▸ What you have to do: An exact copy of the listing below is required.
(Source records Opens)
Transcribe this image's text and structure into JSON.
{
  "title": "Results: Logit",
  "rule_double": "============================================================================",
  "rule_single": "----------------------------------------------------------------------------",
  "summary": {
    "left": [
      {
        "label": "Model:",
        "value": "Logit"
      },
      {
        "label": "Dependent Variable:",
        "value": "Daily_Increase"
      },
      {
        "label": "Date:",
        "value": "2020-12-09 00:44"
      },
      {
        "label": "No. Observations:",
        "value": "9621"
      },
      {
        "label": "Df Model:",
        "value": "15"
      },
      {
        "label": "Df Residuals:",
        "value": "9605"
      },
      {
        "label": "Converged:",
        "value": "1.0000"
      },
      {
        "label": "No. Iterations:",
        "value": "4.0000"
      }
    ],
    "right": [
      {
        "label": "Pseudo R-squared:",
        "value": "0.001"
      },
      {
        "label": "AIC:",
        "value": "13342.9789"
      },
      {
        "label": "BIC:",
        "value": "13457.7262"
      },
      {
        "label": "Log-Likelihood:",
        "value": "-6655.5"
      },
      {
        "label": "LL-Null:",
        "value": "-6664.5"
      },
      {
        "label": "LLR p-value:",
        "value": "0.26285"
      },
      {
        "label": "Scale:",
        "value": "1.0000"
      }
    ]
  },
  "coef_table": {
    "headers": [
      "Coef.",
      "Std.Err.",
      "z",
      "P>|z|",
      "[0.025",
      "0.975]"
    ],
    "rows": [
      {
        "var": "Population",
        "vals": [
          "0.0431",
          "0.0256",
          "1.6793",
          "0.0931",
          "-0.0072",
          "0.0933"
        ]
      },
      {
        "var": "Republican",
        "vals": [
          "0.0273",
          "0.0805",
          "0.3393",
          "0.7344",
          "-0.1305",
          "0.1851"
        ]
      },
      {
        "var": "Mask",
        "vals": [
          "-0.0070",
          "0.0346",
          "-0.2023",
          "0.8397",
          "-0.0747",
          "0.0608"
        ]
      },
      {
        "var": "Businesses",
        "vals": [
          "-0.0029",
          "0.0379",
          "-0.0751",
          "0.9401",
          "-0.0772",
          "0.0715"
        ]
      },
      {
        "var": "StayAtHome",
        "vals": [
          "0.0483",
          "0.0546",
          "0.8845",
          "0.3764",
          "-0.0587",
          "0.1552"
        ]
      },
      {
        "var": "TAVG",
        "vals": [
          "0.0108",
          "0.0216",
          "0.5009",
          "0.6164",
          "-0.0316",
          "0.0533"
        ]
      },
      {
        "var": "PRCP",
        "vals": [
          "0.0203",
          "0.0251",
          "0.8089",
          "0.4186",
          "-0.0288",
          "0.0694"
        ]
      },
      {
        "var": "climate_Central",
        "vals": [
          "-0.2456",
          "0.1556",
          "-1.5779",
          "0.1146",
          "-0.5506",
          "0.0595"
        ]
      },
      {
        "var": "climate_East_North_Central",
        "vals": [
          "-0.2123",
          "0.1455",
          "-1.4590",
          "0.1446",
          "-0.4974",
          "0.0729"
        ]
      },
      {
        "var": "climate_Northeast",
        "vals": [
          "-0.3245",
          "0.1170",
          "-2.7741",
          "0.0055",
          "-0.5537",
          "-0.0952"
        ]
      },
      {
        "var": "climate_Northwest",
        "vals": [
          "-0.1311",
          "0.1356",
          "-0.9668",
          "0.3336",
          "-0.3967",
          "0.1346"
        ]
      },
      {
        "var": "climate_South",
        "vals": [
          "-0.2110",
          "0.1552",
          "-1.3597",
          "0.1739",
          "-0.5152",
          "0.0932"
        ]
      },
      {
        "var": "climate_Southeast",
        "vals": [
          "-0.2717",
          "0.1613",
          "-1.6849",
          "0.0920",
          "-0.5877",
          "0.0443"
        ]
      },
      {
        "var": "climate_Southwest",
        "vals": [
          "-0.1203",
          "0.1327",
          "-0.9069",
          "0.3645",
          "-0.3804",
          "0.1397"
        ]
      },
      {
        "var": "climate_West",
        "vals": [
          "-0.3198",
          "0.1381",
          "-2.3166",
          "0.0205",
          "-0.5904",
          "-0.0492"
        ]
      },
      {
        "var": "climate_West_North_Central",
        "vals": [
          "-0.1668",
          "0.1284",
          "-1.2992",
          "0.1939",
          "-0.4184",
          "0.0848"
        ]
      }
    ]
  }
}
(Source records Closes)
▸ Final answer:
Transcribe this image's text and structure into JSON.
{
  "title": "Results: Logit",
  "rule_double": "============================================================================",
  "rule_single": "----------------------------------------------------------------------------",
  "summary": {
    "left": [
      {
        "label": "Model:",
        "value": "Logit"
      },
      {
        "label": "Dependent Variable:",
        "value": "Daily_Increase"
      },
      {
        "label": "Date:",
        "value": "2020-12-09 00:44"
      },
      {
        "label": "No. Observations:",
        "value": "9621"
      },
      {
        "label": "Df Model:",
        "value": "15"
      },
      {
        "label": "Df Residuals:",
        "value": "9605"
      },
      {
        "label": "Converged:",
        "value": "1.0000"
      },
      {
        "label": "No. Iterations:",
        "value": "4.0000"
      }
    ],
    "right": [
      {
        "label": "Pseudo R-squared:",
        "value": "0.001"
      },
      {
        "label": "AIC:",
        "value": "13342.9789"
      },
      {
        "label": "BIC:",
        "value": "13457.7262"
      },
      {
        "label": "Log-Likelihood:",
        "value": "-6655.5"
      },
      {
        "label": "LL-Null:",
        "value": "-6664.5"
      },
      {
        "label": "LLR p-value:",
        "value": "0.26285"
      },
      {
        "label": "Scale:",
        "value": "1.0000"
      }
    ]
  },
  "coef_table": {
    "headers": [
      "Coef.",
      "Std.Err.",
      "z",
      "P>|z|",
      "[0.025",
      "0.975]"
    ],
    "rows": [
      {
        "var": "Population",
        "vals": [
          "0.0431",
          "0.0256",
          "1.6793",
          "0.0931",
          "-0.0072",
          "0.0933"
        ]
      },
      {
        "var": "Republican",
        "vals": [
          "0.0273",
          "0.0805",
          "0.3393",
          "0.7344",
          "-0.1305",
          "0.1851"
        ]
      },
      {
        "var": "Mask",
        "vals": [
          "-0.0070",
          "0.0346",
          "-0.2023",
          "0.8397",
          "-0.0747",
          "0.0608"
        ]
      },
      {
        "var": "Businesses",
        "vals": [
          "-0.0029",
          "0.0379",
          "-0.0751",
          "0.9401",
          "-0.0772",
          "0.0715"
        ]
      },
      {
        "var": "StayAtHome",
        "vals": [
          "0.0483",
          "0.0546",
          "0.8845",
          "0.3764",
          "-0.0587",
          "0.1552"
        ]
      },
      {
        "var": "TAVG",
        "vals": [
          "0.0108",
          "0.0216",
          "0.5009",
          "0.6164",
          "-0.0316",
          "0.0533"
        ]
      },
      {
        "var": "PRCP",
        "vals": [
          "0.0203",
          "0.0251",
          "0.8089",
          "0.4186",
          "-0.0288",
          "0.0694"
        ]
      },
      {
        "var": "climate_Central",
        "vals": [
          "-0.2456",
          "0.1556",
          "-1.5779",
          "0.1146",
          "-0.5506",
          "0.0595"
        ]
      },
      {
        "var": "climate_East_North_Central",
        "vals": [
          "-0.2123",
          "0.1455",
          "-1.4590",
          "0.1446",
          "-0.4974",
          "0.0729"
        ]
      },
      {
        "var": "climate_Northeast",
        "vals": [
          "-0.3245",
          "0.1170",
          "-2.7741",
          "0.0055",
          "-0.5537",
          "-0.0952"
        ]
      },
      {
        "var": "climate_Northwest",
        "vals": [
          "-0.1311",
          "0.1356",
          "-0.9668",
          "0.3336",
          "-0.3967",
          "0.1346"
        ]
      },
      {
        "var": "climate_South",
        "vals": [
          "-0.2110",
          "0.1552",
          "-1.3597",
          "0.1739",
          "-0.5152",
          "0.0932"
        ]
      },
      {
        "var": "climate_Southeast",
        "vals": [
          "-0.2717",
          "0.1613",
          "-1.6849",
          "0.0920",
          "-0.5877",
          "0.0443"
        ]
      },
      {
        "var": "climate_Southwest",
        "vals": [
          "-0.1203",
          "0.1327",
          "-0.9069",
          "0.3645",
          "-0.3804",
          "0.1397"
        ]
      },
      {
        "var": "climate_West",
        "vals": [
          "-0.3198",
          "0.1381",
          "-2.3166",
          "0.0205",
          "-0.5904",
          "-0.0492"
        ]
      },
      {
        "var": "climate_West_North_Central",
        "vals": [
          "-0.1668",
          "0.1284",
          "-1.2992",
          "0.1939",
          "-0.4184",
          "0.0848"
        ]
      }
    ]
  }
}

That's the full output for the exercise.